**Task to complete**
One line at a time, check the entries below for the word "用空格隔开", and copy each line that has it.

**Interface dataset entries**
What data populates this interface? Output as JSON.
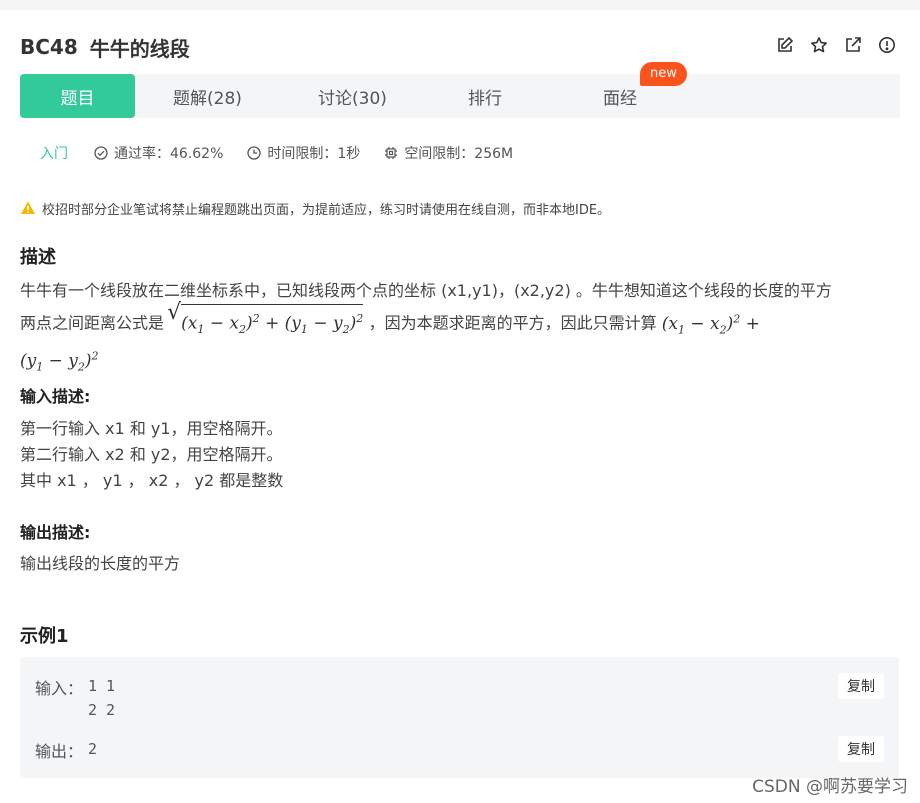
{
  "problem": {
    "code": "BC48",
    "title": "牛牛的线段"
  },
  "toolbar": {
    "icons": [
      "edit-icon",
      "star-icon",
      "share-icon",
      "report-icon"
    ]
  },
  "tabs": [
    {
      "label": "题目",
      "active": true
    },
    {
      "label": "题解(28)"
    },
    {
      "label": "讨论(30)"
    },
    {
      "label": "排行"
    },
    {
      "label": "面经"
    }
  ],
  "new_badge": "new",
  "meta": {
    "level": "入门",
    "pass_rate": "通过率：46.62%",
    "time_limit": "时间限制：1秒",
    "space_limit": "空间限制：256M"
  },
  "warning": "校招时部分企业笔试将禁止编程题跳出页面，为提前适应，练习时请使用在线自测，而非本地IDE。",
  "description": {
    "heading": "描述",
    "line1": "牛牛有一个线段放在二维坐标系中，已知线段两个点的坐标 (x1,y1)，(x2,y2) 。牛牛想知道这个线段的长度的平方",
    "line2_prefix": "两点之间距离公式是",
    "line2_mid": "，因为本题求距离的平方，因此只需计算"
  },
  "input_desc": {
    "heading": "输入描述:",
    "lines": [
      "第一行输入 x1 和 y1，用空格隔开。",
      "第二行输入 x2 和 y2，用空格隔开。",
      "其中 x1 ， y1 ， x2 ， y2 都是整数"
    ]
  },
  "output_desc": {
    "heading": "输出描述:",
    "text": "输出线段的长度的平方"
  },
  "example": {
    "heading": "示例1",
    "input_label": "输入：",
    "input_value": "1 1\n2 2",
    "output_label": "输出：",
    "output_value": "2",
    "copy_label": "复制"
  },
  "watermark": "CSDN @啊苏要学习",
  "colors": {
    "accent": "#32ca99",
    "badge": "#fa541c",
    "warning": "#f5b800"
  }
}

**Answer to this task**
      "第一行输入 x1 和 y1，用空格隔开。",
      "第二行输入 x2 和 y2，用空格隔开。",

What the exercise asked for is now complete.